So far in the current debate over immigration reform, the immigrant story you're most likely to hear is that of the Cuban American senator from Florida, Republican Marco Rubio. The marches are gone. And so is the multiplicity of voices and faces.
There's something disembodied and disconnected about the discussion now. Other than the president's quick hop to Nevada to give his post-second-inaugural immigration speech some local color, the discussion has been conducted almost exclusively inside the Beltway and behind closed doors. Quick, what are the terms of the "bipartisan framework"?
If reform does come this year, it'll be absent any pretense that it was accomplished for the people or by the people, except very indirectly. That's because we all know that reform is advancing not because of human needs but because of political needs: specifically, the Republicans' desperation to save their reputation with Latino voters.
If you're in favor of comprehensive reform — as I am — you couldn't care less how it happens, as long as it happens. But there's real danger that fixing immigration in an inside-the-Beltway manner may worsen an even bigger problem: the growing disconnect between the public and politics.
The way immigration is being debated is exactly why so many Americans are so cynical about the political process. Civic do-gooders are constantly telling us how important it is to engage in our public institutions, to make our voices heard. We Americans want to believe that, but then we see major national policy made with little public input, and we rightly suspect that the political class ultimately works for the greater glory of the political class. Does it even matter if we get involved?
It should. Yes, grass-roots public debates, let alone mass marches, are messy. The messaging isn't always clear or smooth. Real people don't have press secretaries or public relations consultants. Their arguing points arise from textured and nuanced real-life situations that don't lend themselves to the purist positions held by the ideological extremes, which drown out real discussion in our national dialogue. Finding lasting solutions to problems requires going into the weeds.
One reason our politics keep failing to produce nuanced solutions is that hot-button issues are raised to the level of abstraction. Take the specific applications to specific lives out of the conversation and polarization results, shades of gray disappear. Does it ever seem to you that the people who do engage in debates most fiercely on such issues as abortion or gay marriage are the very people who are least likely to be personally grappling with the issue?
One sure sign of the need for a reality check in the immigration debate is the number of politicians and policies claiming to serve the interests of a national "Latino community." That "community" — as a single entity — is a myth. All 50 million Latinos can't be reduced to a single-issue interest group.

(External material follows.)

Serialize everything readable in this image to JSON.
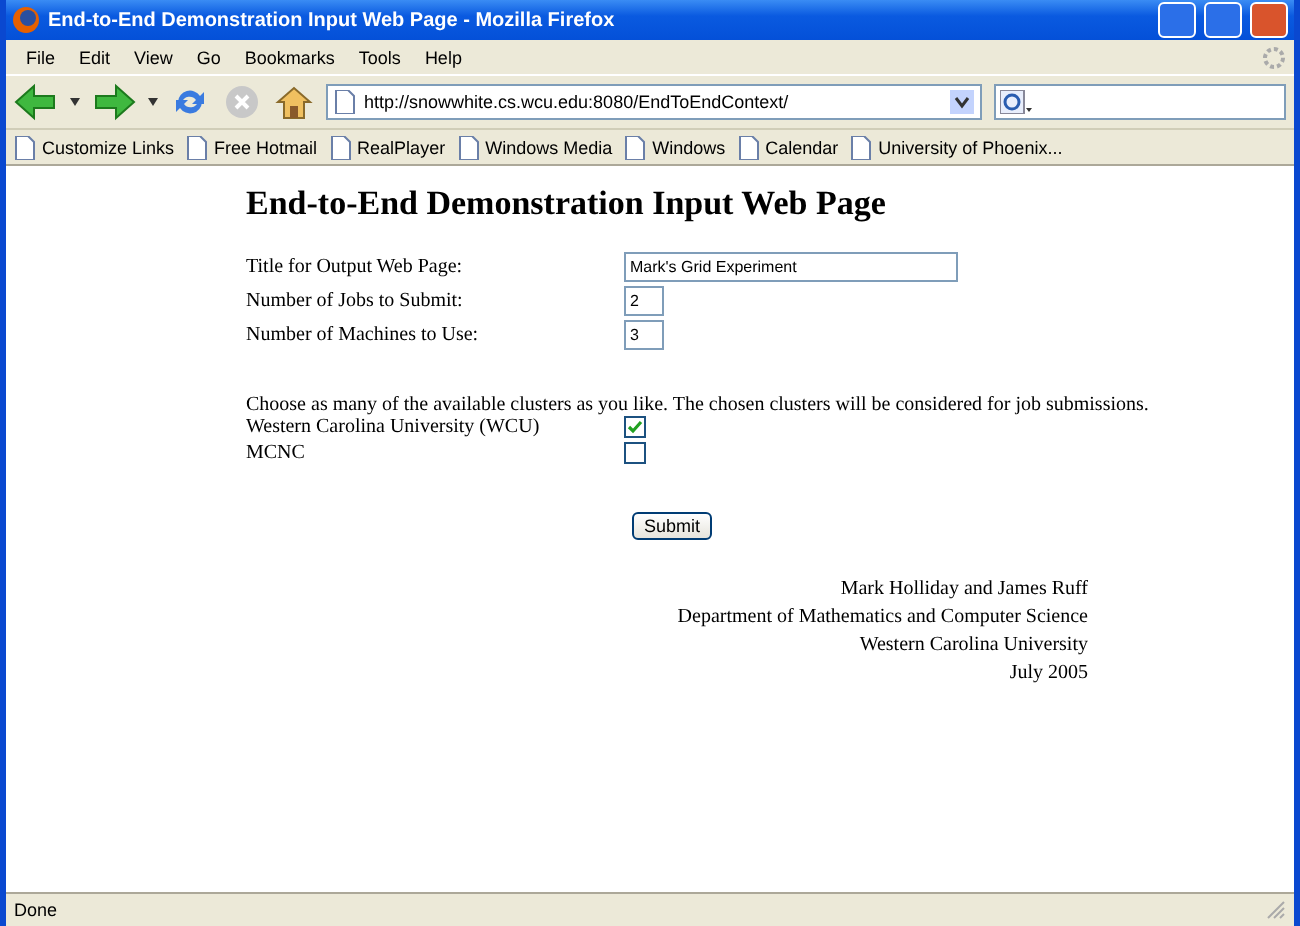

Such reductionism allows Washington to hijack "Latinos" for its own purposes. It allows the media to entertain the absurd notion that throngs of mestizo Mexican-Americans from California will one day help carry a white Cuban U.S. senator from Florida to the White House, because they're all Latino. It enables the Republican Party to think that supporting immigration reform is enough of a solution to having become a de facto white race party.
The best check on such nonsense is the public, and especially those members of the public who would be affected by the policies under construction. The people need to be engaged not only to counter Washington myth-making but to make sure that whatever reform is produced serves actual human constituents, distinct human dilemmas. Dehumanized debates, after all, too often produce dehumanizing policies.